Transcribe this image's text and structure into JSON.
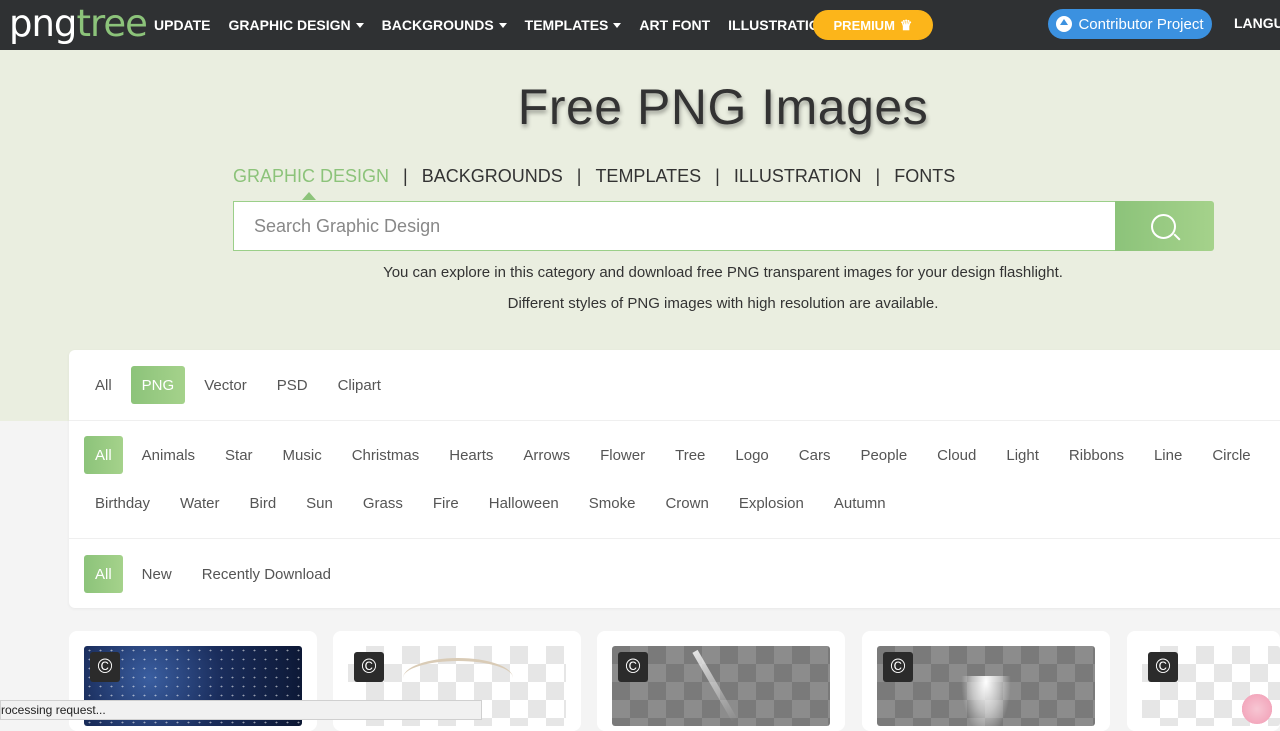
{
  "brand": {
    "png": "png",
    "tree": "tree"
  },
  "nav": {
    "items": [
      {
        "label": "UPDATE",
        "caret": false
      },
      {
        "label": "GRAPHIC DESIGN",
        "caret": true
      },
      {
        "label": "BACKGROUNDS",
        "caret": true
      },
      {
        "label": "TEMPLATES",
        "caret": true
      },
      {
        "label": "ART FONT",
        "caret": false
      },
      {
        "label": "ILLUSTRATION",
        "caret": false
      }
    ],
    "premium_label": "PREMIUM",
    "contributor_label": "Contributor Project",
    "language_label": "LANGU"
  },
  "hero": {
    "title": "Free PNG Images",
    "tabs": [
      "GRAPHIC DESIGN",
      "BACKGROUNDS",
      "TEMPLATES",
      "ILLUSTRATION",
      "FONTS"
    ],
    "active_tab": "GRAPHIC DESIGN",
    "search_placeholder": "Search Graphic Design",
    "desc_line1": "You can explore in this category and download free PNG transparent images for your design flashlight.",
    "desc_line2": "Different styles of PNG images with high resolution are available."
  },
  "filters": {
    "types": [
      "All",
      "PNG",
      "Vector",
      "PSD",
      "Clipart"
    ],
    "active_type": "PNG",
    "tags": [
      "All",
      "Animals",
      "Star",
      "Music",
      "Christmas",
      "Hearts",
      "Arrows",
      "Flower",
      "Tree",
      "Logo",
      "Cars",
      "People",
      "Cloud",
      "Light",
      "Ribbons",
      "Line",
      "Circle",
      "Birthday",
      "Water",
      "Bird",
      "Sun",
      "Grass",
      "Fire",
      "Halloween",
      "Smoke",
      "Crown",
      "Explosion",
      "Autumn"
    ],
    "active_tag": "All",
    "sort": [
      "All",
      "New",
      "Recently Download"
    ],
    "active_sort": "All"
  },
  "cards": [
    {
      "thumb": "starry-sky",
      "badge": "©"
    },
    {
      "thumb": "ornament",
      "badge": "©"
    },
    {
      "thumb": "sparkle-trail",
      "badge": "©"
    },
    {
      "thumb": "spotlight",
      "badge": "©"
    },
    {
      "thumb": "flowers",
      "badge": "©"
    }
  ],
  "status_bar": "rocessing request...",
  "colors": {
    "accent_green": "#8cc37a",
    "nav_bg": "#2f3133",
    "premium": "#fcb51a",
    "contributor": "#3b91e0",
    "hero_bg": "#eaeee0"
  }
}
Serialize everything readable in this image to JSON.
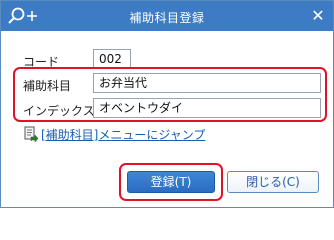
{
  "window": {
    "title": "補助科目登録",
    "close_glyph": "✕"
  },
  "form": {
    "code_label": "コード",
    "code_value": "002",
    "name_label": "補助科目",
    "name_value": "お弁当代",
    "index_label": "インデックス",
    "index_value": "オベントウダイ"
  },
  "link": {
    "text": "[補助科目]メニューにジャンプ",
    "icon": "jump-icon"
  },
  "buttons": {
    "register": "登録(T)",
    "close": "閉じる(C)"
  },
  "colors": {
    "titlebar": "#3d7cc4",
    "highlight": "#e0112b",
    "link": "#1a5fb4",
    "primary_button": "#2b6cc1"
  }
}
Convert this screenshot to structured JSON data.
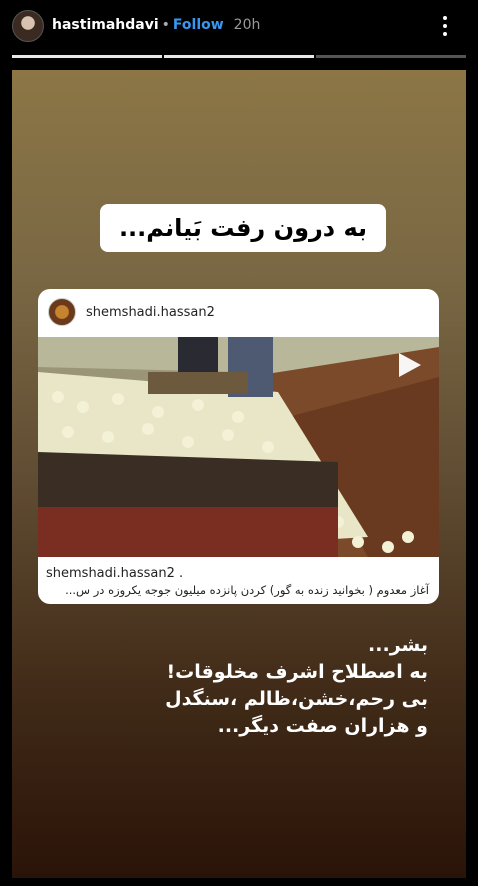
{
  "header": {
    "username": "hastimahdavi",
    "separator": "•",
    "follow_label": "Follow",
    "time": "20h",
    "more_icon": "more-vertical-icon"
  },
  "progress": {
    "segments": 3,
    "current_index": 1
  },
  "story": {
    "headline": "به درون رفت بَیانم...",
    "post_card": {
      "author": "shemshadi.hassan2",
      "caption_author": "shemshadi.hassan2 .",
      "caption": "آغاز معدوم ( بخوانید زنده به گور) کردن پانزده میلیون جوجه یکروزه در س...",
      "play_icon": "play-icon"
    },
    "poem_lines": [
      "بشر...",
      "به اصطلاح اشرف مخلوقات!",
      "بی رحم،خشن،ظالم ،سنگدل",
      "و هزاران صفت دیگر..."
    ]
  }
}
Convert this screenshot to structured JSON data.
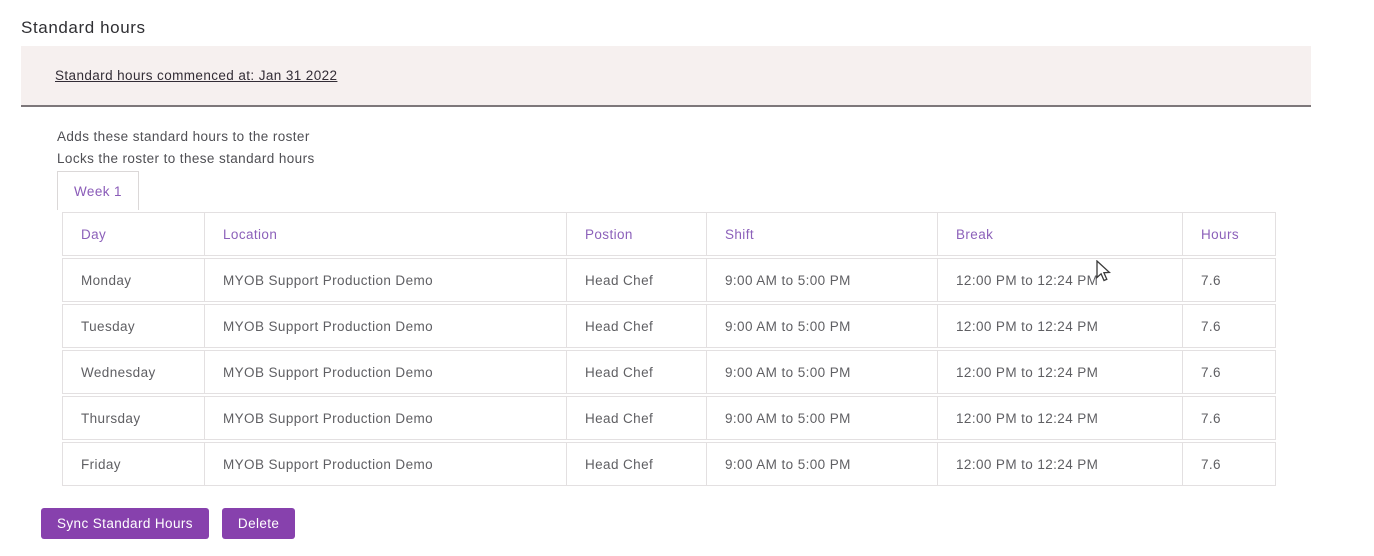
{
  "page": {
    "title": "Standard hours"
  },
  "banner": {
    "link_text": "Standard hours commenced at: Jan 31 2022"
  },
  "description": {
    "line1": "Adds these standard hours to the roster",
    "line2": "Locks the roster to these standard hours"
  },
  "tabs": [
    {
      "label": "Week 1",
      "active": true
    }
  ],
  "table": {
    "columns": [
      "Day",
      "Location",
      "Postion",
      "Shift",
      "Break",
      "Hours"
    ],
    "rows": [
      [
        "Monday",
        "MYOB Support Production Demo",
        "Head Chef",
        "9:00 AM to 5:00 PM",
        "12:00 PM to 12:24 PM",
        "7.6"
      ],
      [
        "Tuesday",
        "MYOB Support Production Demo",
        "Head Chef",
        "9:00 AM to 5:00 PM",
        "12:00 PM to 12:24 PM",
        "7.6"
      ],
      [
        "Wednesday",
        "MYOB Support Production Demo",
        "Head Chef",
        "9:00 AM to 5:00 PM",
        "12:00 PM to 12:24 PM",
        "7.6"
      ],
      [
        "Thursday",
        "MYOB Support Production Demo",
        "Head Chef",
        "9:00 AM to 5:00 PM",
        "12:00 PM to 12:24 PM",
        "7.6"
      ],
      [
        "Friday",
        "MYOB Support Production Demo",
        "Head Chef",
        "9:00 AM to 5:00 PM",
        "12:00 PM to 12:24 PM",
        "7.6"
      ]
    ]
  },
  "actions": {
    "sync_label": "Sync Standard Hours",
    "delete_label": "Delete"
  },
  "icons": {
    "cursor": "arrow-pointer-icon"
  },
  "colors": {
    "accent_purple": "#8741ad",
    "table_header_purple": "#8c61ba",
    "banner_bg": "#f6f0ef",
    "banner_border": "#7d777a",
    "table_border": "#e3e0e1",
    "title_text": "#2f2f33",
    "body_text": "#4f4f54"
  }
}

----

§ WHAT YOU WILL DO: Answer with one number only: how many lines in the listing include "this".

§ TASK OUTPUT: 5